    Video

    Video Polio-affected Afghan Student Fulfilling Her Dreams in America

    Afghanistan is one of only two countries in the world where children still get infected by polio. The other is Pakistan. Mahbooba Akhtarzada who is from Afghanistan, was disabled by polio, but has managed to overcome the obstacles caused by this crippling disease. VOA's Zheela Nasari caught up with Akhtarzada and brings us this report narrated by Bronwyn Benito.
    Video

    Video Hillary Clinton Promises to Build a 'Better Tomorrow'

    Democratic presidential candidate Hillary Clinton urged voters Thursday not to give in to the politics of fear. She vowed to unite the country and move it forward if elected in November. Clinton formally accepted the Democratic Party's nomination at its national convention in Philadelphia. VOA national correspondent Jim Malone has more.
    Video

    Video Trump Tones Down Praise for Russia

    Republican presidential candidate Donald Trump is toning down his compliments for Russia and Vladimir Putin as such rhetoric got him in trouble recently.
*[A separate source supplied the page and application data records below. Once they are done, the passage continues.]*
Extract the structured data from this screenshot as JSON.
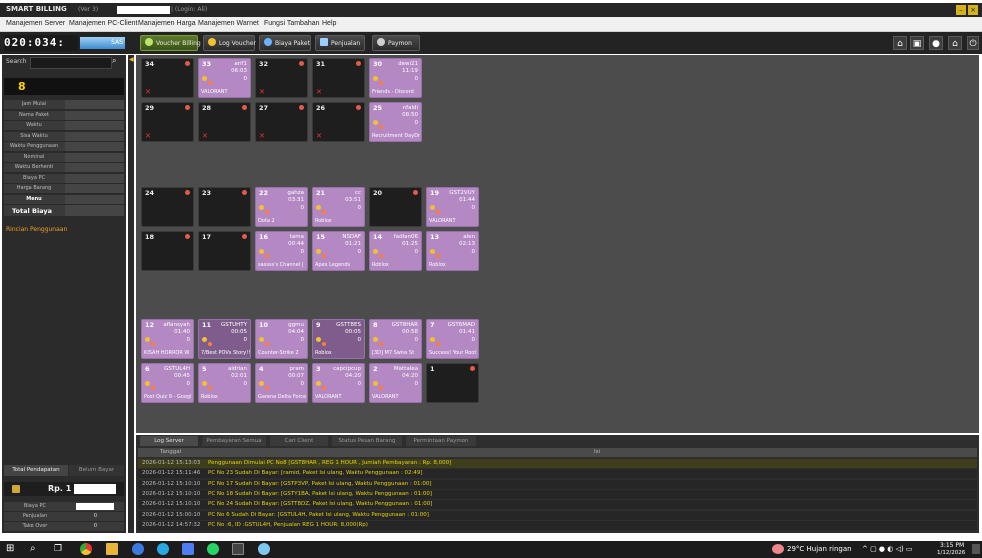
{
  "titlebar": {
    "app": "SMART BILLING",
    "version": "(Ver 3)",
    "login": "| (Login: Ali)"
  },
  "menu": [
    "Manajemen Server",
    "Manajemen PC-Client",
    "Manajemen Harga",
    "Manajemen Warnet",
    "Fungsi Tambahan",
    "Help"
  ],
  "toolbar": {
    "timer": "020:034:",
    "timer_bar": "SAS",
    "buttons": [
      "Voucher Billing",
      "Log Voucher",
      "Biaya Paket",
      "Penjualan",
      "Paymon"
    ]
  },
  "left": {
    "search_label": "Search",
    "pc_number": "8",
    "info_labels": [
      "Jam Mulai",
      "Nama Paket",
      "Waktu",
      "Sisa Waktu",
      "Waktu Penggunaan",
      "Nominal",
      "Waktu Berhenti",
      "Biaya PC",
      "Harga Barang",
      "Menu",
      "Total Biaya"
    ],
    "rincian": "Rincian Penggunaan",
    "bottom_tabs": [
      "Total Pendapatan",
      "Belum Bayar"
    ],
    "rp_prefix": "Rp. 1",
    "summary": [
      {
        "label": "Biaya PC",
        "value": ""
      },
      {
        "label": "Penjualan",
        "value": "0"
      },
      {
        "label": "Take Over",
        "value": "0"
      }
    ]
  },
  "pcs": [
    {
      "num": "34",
      "status": "off",
      "row": 0,
      "col": 0
    },
    {
      "num": "33",
      "status": "on",
      "user": "arif1",
      "time": "06:03",
      "zero": "0",
      "game": "VALORANT",
      "row": 0,
      "col": 1
    },
    {
      "num": "32",
      "status": "off",
      "row": 0,
      "col": 2
    },
    {
      "num": "31",
      "status": "off",
      "row": 0,
      "col": 3
    },
    {
      "num": "30",
      "status": "on",
      "user": "dewi21",
      "time": "11:19",
      "zero": "0",
      "game": "Friends - Discord",
      "row": 0,
      "col": 4
    },
    {
      "num": "29",
      "status": "off",
      "row": 1,
      "col": 0
    },
    {
      "num": "28",
      "status": "off",
      "row": 1,
      "col": 1
    },
    {
      "num": "27",
      "status": "off",
      "row": 1,
      "col": 2
    },
    {
      "num": "26",
      "status": "off",
      "row": 1,
      "col": 3
    },
    {
      "num": "25",
      "status": "on",
      "user": "nfaldi",
      "time": "08:50",
      "zero": "0",
      "game": "Recruitment DayDr",
      "row": 1,
      "col": 4
    },
    {
      "num": "24",
      "status": "off",
      "row": 2,
      "col": 0
    },
    {
      "num": "23",
      "status": "off",
      "row": 2,
      "col": 1
    },
    {
      "num": "22",
      "status": "on",
      "user": "gahza",
      "time": "03:31",
      "zero": "0",
      "game": "Dota 2",
      "row": 2,
      "col": 2
    },
    {
      "num": "21",
      "status": "on",
      "user": "cc",
      "time": "03:51",
      "zero": "0",
      "game": "Roblox",
      "row": 2,
      "col": 3
    },
    {
      "num": "20",
      "status": "off",
      "row": 2,
      "col": 4
    },
    {
      "num": "19",
      "status": "on",
      "user": "GST2VUY",
      "time": "01:44",
      "zero": "0",
      "game": "VALORANT",
      "row": 2,
      "col": 5
    },
    {
      "num": "18",
      "status": "off",
      "row": 3,
      "col": 0
    },
    {
      "num": "17",
      "status": "off",
      "row": 3,
      "col": 1
    },
    {
      "num": "16",
      "status": "on",
      "user": "tama",
      "time": "00:44",
      "zero": "0",
      "game": "sassss's Channel |",
      "row": 3,
      "col": 2
    },
    {
      "num": "15",
      "status": "on",
      "user": "NSDAF",
      "time": "01:21",
      "zero": "0",
      "game": "Apex Legends",
      "row": 3,
      "col": 3
    },
    {
      "num": "14",
      "status": "on",
      "user": "fadlan06",
      "time": "01:25",
      "zero": "0",
      "game": "Roblox",
      "row": 3,
      "col": 4
    },
    {
      "num": "13",
      "status": "on",
      "user": "alen",
      "time": "02:13",
      "zero": "0",
      "game": "Roblox",
      "row": 3,
      "col": 5
    },
    {
      "num": "12",
      "status": "on",
      "user": "aflansyah",
      "time": "01:40",
      "zero": "0",
      "game": "KISAH HORROR W",
      "row": 4,
      "col": 0
    },
    {
      "num": "11",
      "status": "dark",
      "user": "GSTUHTY",
      "time": "00:05",
      "zero": "0",
      "game": "7/Best POVs Story!!",
      "row": 4,
      "col": 1
    },
    {
      "num": "10",
      "status": "on",
      "user": "ggmu",
      "time": "04:04",
      "zero": "0",
      "game": "Counter-Strike 2",
      "row": 4,
      "col": 2
    },
    {
      "num": "9",
      "status": "dark",
      "user": "GSTT8ES",
      "time": "00:05",
      "zero": "0",
      "game": "Roblox",
      "row": 4,
      "col": 3
    },
    {
      "num": "8",
      "status": "on",
      "user": "GST8HAR",
      "time": "00:58",
      "zero": "0",
      "game": "[3D] M7 Swiss St",
      "row": 4,
      "col": 4
    },
    {
      "num": "7",
      "status": "on",
      "user": "GST6MAD",
      "time": "01:41",
      "zero": "0",
      "game": "Success! Your Root",
      "row": 4,
      "col": 5
    },
    {
      "num": "6",
      "status": "on",
      "user": "GSTUL4H",
      "time": "00:45",
      "zero": "0",
      "game": "Post Quiz 9 - Googl",
      "row": 5,
      "col": 0
    },
    {
      "num": "5",
      "status": "on",
      "user": "aldrian",
      "time": "02:01",
      "zero": "0",
      "game": "Roblox",
      "row": 5,
      "col": 1
    },
    {
      "num": "4",
      "status": "on",
      "user": "pram",
      "time": "00:07",
      "zero": "0",
      "game": "Garena Delta Force",
      "row": 5,
      "col": 2
    },
    {
      "num": "3",
      "status": "on",
      "user": "capcipcup",
      "time": "04:20",
      "zero": "0",
      "game": "VALORANT",
      "row": 5,
      "col": 3
    },
    {
      "num": "2",
      "status": "on",
      "user": "Mattalea",
      "time": "04:20",
      "zero": "0",
      "game": "VALORANT",
      "row": 5,
      "col": 4
    },
    {
      "num": "1",
      "status": "off",
      "row": 5,
      "col": 5
    }
  ],
  "log": {
    "tabs": [
      "Log Server",
      "Pembayaran Semua",
      "Cari Client",
      "Status Pesan Barang",
      "Permintaan Paymon"
    ],
    "headers": [
      "Tanggal",
      "Isi"
    ],
    "rows": [
      {
        "date": "2026-01-12 15:13:03",
        "msg": "Penggunaan Dimulai PC No8 [GST8HAR , REG 1 HOUR , Jumlah Pembayaran : Rp. 8,000]"
      },
      {
        "date": "2026-01-12 15:11:46",
        "msg": "PC No 23 Sudah Di Bayar: [ramid, Paket Isi ulang, Waktu Penggunaan : 02:49]"
      },
      {
        "date": "2026-01-12 15:10:10",
        "msg": "PC No 17 Sudah Di Bayar: [GSTP3VP, Paket Isi ulang, Waktu Penggunaan : 01:00]"
      },
      {
        "date": "2026-01-12 15:10:10",
        "msg": "PC No 18 Sudah Di Bayar: [GSTY1BA, Paket Isi ulang, Waktu Penggunaan : 01:00]"
      },
      {
        "date": "2026-01-12 15:10:10",
        "msg": "PC No 24 Sudah Di Bayar: [GSTT8DZ, Paket Isi ulang, Waktu Penggunaan : 01:00]"
      },
      {
        "date": "2026-01-12 15:00:10",
        "msg": "PC No 6 Sudah Di Bayar: [GSTUL4H, Paket Isi ulang, Waktu Penggunaan : 01:00]"
      },
      {
        "date": "2026-01-12 14:57:32",
        "msg": "PC No :6, ID :GSTUL4H, Penjualan REG 1 HOUR: 8,000(Rp)"
      }
    ]
  },
  "taskbar": {
    "weather": "29°C  Hujan ringan",
    "time": "3:15 PM",
    "date": "1/12/2026"
  },
  "colors": {
    "active_pc": "#b388c3",
    "log_text": "#e8d400",
    "pc_number": "#ffd400"
  }
}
After calling on Russia to find 30.000 missing emails from rival Hillary Clinton, Trump told reporters he doesn't know Putin and never called him a great leader, just one who's better than President Barack Obama. Putin has welcomed Trump's overtures, but, as Zlatica Hoke reports, ordinary Russians say they are not putting much faith in Trump.
    Video
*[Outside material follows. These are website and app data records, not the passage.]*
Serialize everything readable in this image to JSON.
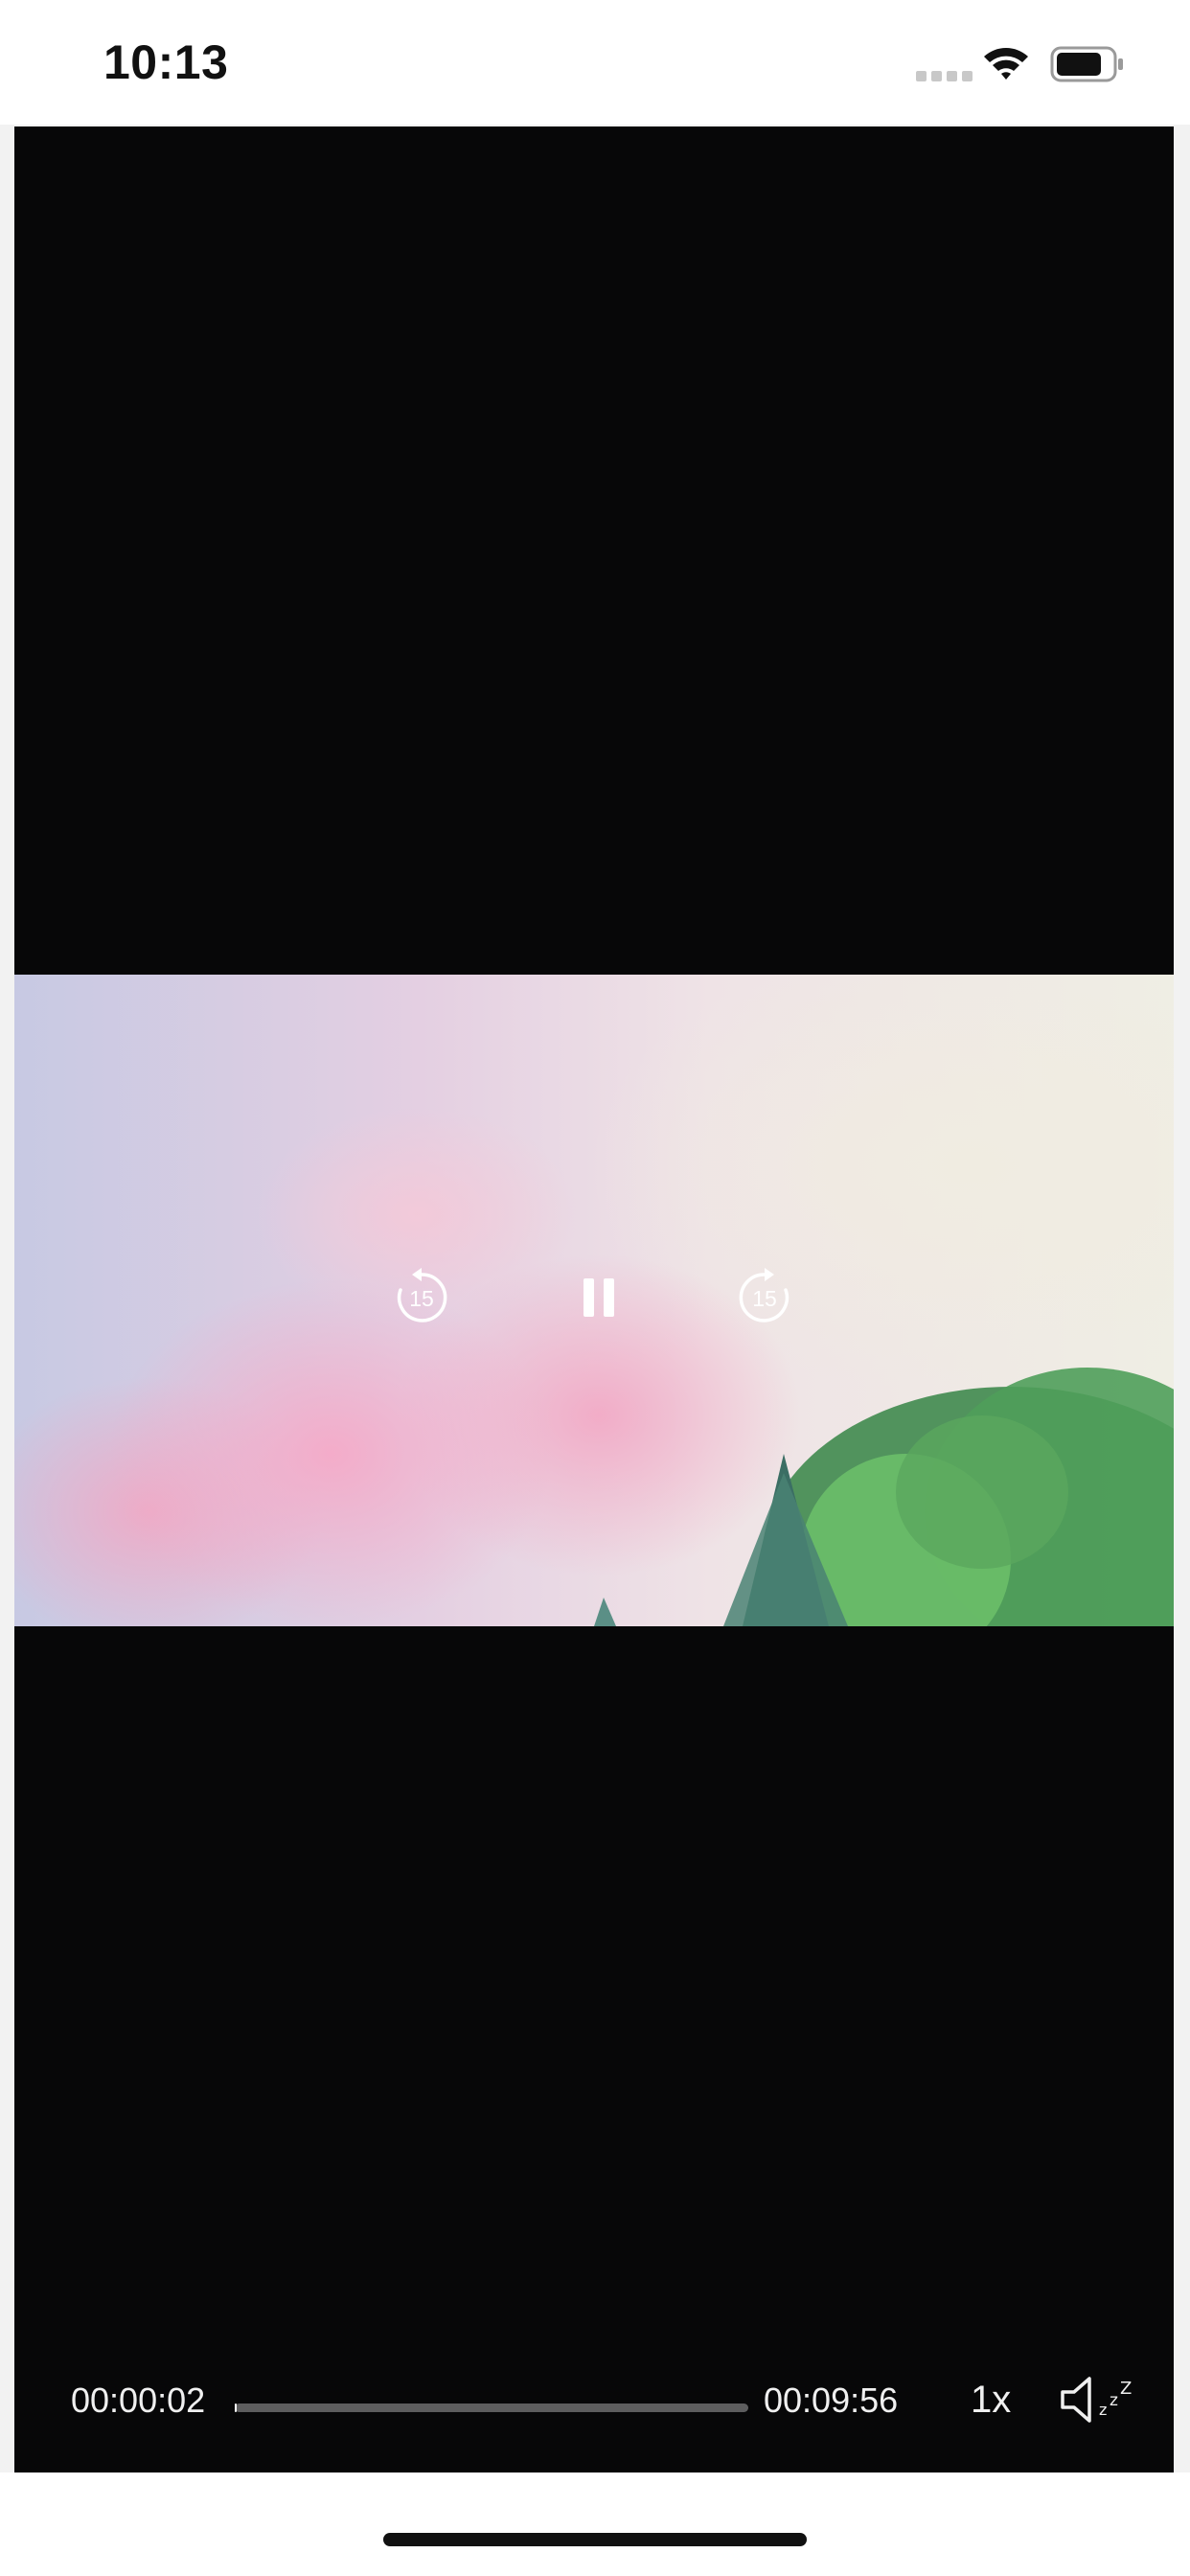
{
  "status_bar": {
    "time": "10:13",
    "wifi_icon": "wifi-icon",
    "battery_icon": "battery-icon"
  },
  "player": {
    "skip_back_seconds": "15",
    "skip_forward_seconds": "15",
    "play_state_icon": "pause-icon",
    "current_time": "00:00:02",
    "total_time": "00:09:56",
    "progress_fraction": 0.0034,
    "speed_label": "1x",
    "mute_icon": "speaker-muted-icon"
  },
  "colors": {
    "player_background": "#070708",
    "control_text": "#f0f0f0"
  }
}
    Video Uganda Unveils its First Solar-powered Bus

    A solar-powered bus described by its Ugandan makers as the first in Africa has made its public debut. Kiira Motors' electric bus, Kayoola, displayed recently at a stadium in Uganda's capital. From Kampala, Maurice Magorane filed this report narrated by Salem Solomon.
    Video

    Video Silicon Valley: More Than A Place, It's a Culture

    Silicon Valley is a technology powerhouse and a place that companies such as Google, Facebook and Apple call home. It is a region in northern California that stretches from San Francisco to San Jose. But, more than that, it's known for its startup culture. VOA's Elizabeth Lee went inside one company to find out what it's like to work in a startup.
    Video

    Video Immigrant Delegate Marvels at Democratic Process

    It’s been a bitter and divisive election season – but first time Indian-American delegate Dr. Shashi Gupta headed to the Democratic National Convention with a sense of hope. VOA’s Katherine Gypson followed this immigrant with the love of U.S. politics all the way to Philadelphia.
    Video

    Video Dutch Entrepreneurs Turn Rainwater Into Beer

    June has been recorded as one of the wettest months in more than a century in many parts of Europe. To a group of entrepreneurs in Amsterdam the rain came as a blessing, as they used the extra water to brew beer. Serginho Roosblad has more to the story.
    Video

    Video Commerce Thrives on US-Mexico Border

    At the Democratic Convention in Philadelphia this week, the party’s presumptive presidential nominee, Hillary Clinton, is expected to attack proposals made by her opponent, Republican presidential nominee Donald Trump, to build a wall along the U.S.-Mexico border. Last Friday, President Barack Obama hosted his Mexican counterpart, President Enrique Peña Nieto, to underscore the good relations between the two countries. VOA’s Greg Flakus reports from Tucson.
    Video

    Video Film Helps Save Ethiopian Children Thought to be Cursed

    'Omo Child' looks at effort of African man to stop killings of ‘mingi’ children
    Video

    Video London’s Financial Crown at Risk as Rivals Eye Brexit Opportunities

    By most measures, London rivals New York as the only true global financial center. But Britain’s vote to leave the European Union – so-called ‘Brexit’ – means the city could lose its right to sell services tariff-free across the bloc, risking its position as Europe’s financial headquarters. Already some banks have said they may shift operations to the mainland. Henry Ridgwell reports from London.

    Special Report

    Adrift The Invisible African Diaspora